What is being asked:
Output what the records say, word for word, with no images.

Given records:
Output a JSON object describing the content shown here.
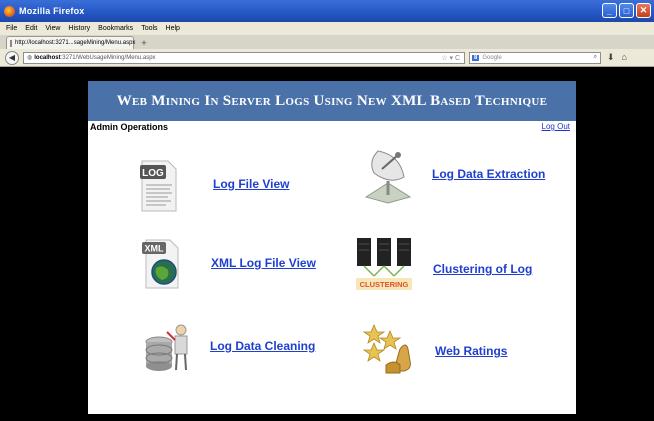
{
  "browser": {
    "window_title": "Mozilla Firefox",
    "menu": [
      "File",
      "Edit",
      "View",
      "History",
      "Bookmarks",
      "Tools",
      "Help"
    ],
    "tab_title": "http://localhost:3271...sageMining/Menu.aspx",
    "new_tab": "+",
    "url_host": "localhost",
    "url_rest": ":3271/WebUsageMining/Menu.aspx",
    "search_engine": "8",
    "search_placeholder": "Google",
    "url_controls": "☆ ▾ C"
  },
  "page": {
    "banner_title": "Web Mining In Server Logs Using New XML Based Technique",
    "section_label": "Admin Operations",
    "logout_label": "Log Out",
    "banner_color": "#4a72a9",
    "link_color": "#1f3fcf"
  },
  "menu_items": [
    {
      "label": "Log File View",
      "icon": "log-file-icon"
    },
    {
      "label": "Log Data Extraction",
      "icon": "satellite-dish-icon"
    },
    {
      "label": "XML Log File View",
      "icon": "xml-file-icon"
    },
    {
      "label": "Clustering of Log",
      "icon": "server-cluster-icon"
    },
    {
      "label": "Log Data Cleaning",
      "icon": "database-cleaning-icon"
    },
    {
      "label": "Web Ratings",
      "icon": "rating-stars-icon"
    }
  ],
  "icon_text": {
    "log": "LOG",
    "xml": "XML",
    "clustering": "CLUSTERING"
  }
}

Exercise response:
Output a JSON object describing the content shown here.
{
  "browser": {
    "window_title": "Mozilla Firefox",
    "menu": [
      "File",
      "Edit",
      "View",
      "History",
      "Bookmarks",
      "Tools",
      "Help"
    ],
    "tab_title": "http://localhost:3271...sageMining/Menu.aspx",
    "new_tab": "+",
    "url_host": "localhost",
    "url_rest": ":3271/WebUsageMining/Menu.aspx",
    "search_engine": "8",
    "search_placeholder": "Google",
    "url_controls": "☆ ▾ C"
  },
  "page": {
    "banner_title": "Web Mining In Server Logs Using New XML Based Technique",
    "section_label": "Admin Operations",
    "logout_label": "Log Out",
    "banner_color": "#4a72a9",
    "link_color": "#1f3fcf"
  },
  "menu_items": [
    {
      "label": "Log File View",
      "icon": "log-file-icon"
    },
    {
      "label": "Log Data Extraction",
      "icon": "satellite-dish-icon"
    },
    {
      "label": "XML Log File View",
      "icon": "xml-file-icon"
    },
    {
      "label": "Clustering of Log",
      "icon": "server-cluster-icon"
    },
    {
      "label": "Log Data Cleaning",
      "icon": "database-cleaning-icon"
    },
    {
      "label": "Web Ratings",
      "icon": "rating-stars-icon"
    }
  ],
  "icon_text": {
    "log": "LOG",
    "xml": "XML",
    "clustering": "CLUSTERING"
  }
}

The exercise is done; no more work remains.